In a continuation of last week’s article regarding the rise of the Islamic State, we will examine the political and theological aspects of the Middle East and how they have contributed to the rise of the Islamic State.
Of course, we can examine the Middle East through the lens of the Sunni/Shia divide, a division dating back to the earliest days of Islam; however, the Islamic State and the factors that contributed to its rise to power requires us to delve deep into centuries of tension between Sunnis, Shias, and members of their offshoots.
Syria, a majority Sunni country, ruled, in the loosest sense of the word, by an elite Shia minority, is ripe with age-old religious tension. Syrian President Bashar al-Assad has played the role of “Antagonizer-in-Chief.” Not only is he Shia, but he is Alawi, an offshoot of the Shia sect considered heretical by much of the Muslim world. Although al-Assad considers himself a secular head of state, his private religious convictions have certainly further tarnished his already rusty image.

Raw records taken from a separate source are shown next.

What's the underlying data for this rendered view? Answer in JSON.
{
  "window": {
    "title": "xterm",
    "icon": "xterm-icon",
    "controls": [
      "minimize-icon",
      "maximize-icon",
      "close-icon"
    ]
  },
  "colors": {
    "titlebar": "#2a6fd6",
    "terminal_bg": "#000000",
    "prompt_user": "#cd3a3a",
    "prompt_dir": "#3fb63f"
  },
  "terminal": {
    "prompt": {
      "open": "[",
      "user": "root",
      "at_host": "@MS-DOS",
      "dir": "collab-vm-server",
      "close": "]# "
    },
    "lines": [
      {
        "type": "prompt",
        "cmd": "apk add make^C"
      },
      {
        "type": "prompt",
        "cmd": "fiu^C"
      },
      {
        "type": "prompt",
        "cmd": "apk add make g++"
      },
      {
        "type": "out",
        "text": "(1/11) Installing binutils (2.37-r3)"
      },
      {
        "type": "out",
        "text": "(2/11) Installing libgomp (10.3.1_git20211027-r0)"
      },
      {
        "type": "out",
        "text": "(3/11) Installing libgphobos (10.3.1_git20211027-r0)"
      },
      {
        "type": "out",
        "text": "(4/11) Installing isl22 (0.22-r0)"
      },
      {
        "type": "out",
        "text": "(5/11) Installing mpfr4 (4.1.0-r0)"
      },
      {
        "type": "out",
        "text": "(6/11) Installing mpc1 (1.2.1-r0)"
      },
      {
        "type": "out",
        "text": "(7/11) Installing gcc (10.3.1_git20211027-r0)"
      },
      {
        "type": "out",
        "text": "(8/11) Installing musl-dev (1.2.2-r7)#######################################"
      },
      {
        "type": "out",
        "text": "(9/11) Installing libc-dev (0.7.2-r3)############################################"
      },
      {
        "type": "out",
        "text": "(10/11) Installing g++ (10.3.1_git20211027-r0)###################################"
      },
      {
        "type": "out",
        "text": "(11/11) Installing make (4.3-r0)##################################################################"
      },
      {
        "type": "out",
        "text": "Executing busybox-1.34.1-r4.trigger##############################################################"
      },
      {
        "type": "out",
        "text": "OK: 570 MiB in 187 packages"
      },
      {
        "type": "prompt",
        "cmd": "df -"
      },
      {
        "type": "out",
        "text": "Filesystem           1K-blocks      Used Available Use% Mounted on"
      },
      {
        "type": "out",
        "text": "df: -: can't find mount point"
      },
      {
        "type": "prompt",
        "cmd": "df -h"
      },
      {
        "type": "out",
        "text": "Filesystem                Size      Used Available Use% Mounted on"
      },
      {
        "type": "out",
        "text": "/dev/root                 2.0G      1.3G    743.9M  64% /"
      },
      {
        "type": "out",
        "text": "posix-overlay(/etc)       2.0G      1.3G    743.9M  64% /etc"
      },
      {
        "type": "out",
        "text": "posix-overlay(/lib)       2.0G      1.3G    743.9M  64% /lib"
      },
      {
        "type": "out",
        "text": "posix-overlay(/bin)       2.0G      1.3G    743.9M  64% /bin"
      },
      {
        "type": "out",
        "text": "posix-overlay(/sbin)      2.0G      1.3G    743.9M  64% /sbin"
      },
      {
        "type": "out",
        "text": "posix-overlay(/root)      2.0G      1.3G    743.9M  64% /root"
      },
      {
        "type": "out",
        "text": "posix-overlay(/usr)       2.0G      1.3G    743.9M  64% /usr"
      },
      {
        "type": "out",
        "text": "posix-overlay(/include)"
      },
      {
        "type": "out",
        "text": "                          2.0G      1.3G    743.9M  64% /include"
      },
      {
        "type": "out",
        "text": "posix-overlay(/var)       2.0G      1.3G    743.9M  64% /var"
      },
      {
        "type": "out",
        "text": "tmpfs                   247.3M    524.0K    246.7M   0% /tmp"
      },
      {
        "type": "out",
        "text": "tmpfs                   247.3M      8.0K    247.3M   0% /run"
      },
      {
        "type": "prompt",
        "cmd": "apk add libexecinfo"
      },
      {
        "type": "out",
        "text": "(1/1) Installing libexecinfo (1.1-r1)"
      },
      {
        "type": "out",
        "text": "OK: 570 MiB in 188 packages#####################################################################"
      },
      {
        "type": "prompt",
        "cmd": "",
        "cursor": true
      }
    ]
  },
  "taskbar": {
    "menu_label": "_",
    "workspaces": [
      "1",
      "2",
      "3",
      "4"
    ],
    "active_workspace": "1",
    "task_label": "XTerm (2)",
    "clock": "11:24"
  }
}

Of course Syrians took to the streets by the thousands in search of political freedom, but it is the division of Syrians that gives this a religious connotation. An overwhelming majority of protestors identify themselves as Sunni, as Alawites have long been recipients of al-Assad’s favor since his rise to power in 2000. Al-Assad found friends outside of Iran in the overwhelmingly Shia Islamic Republic of Iran and neighboring Lebanon’s military group, Hezbollah.
By this point, you are probably asking, “What do al-Assad and the Alawites have to do with ISIS?” Al-Assad’s attack on the Sunni majority and his willingness to utilize any method to save his rule, including chemical weapons, quickly radicalized the majority against him. The Guardian’s Ali Kehdery explains that when the world did not quickly rush to the aid of the Sunnis, they embraced the one group who did: Al Qaeda.
In neighboring Iraq, embattled Shia Prime Minister Nouri Al Maliki, now former prime minister, openly worked to eliminate his political opponents, while simultaneously persecuting wide populations of Iraqis. As Maliki expanded his rule over the country, provincial Sunni councils sought semi-autonomous rule; however, Maliki, who saw their moves as a circumvention of the Iraqi Constitution, blocked their attempts. His actions led to mass uprisings and revolts across the country. It is also rumored that Maliki ordered several thousand Shia militia members into Syria to aid the al-Assad Regime.
So how are Iraq and Syria related beyond the context of ISIS? The aforementioned Kehdery is an advisor to U.S. Central Command, the U.S. military’s area of operation and influence in the Middle East, and a special assistant to five American ambassadors in Iraq. He explains that the rise of extremism in Iraq is directly attributed to al-Assad, who financed and trained large numbers of Al Qaeda fighters operating within Iraq. It would take the bombing of the Iraqi Finance Ministry by Al Qaeda fighters to truly demonstrate the magnitude of al-Assad’s actions.
And so, the rest is history. Iraq and Syria’s bloodshed spilled across borders as both countries quickly descended into chaos. Both states demonstrated that Sunni/Shia tension is alive and well, even if it is cloaked in the premise of political reform. As Syria collapsed into civil war, Sunnis across the country sought an ally, which they found in extremism.
In part three of a four part series in the Islamic State, I will examine ISIS as it currently exists, what it has accomplished and what its ultimate goals entail.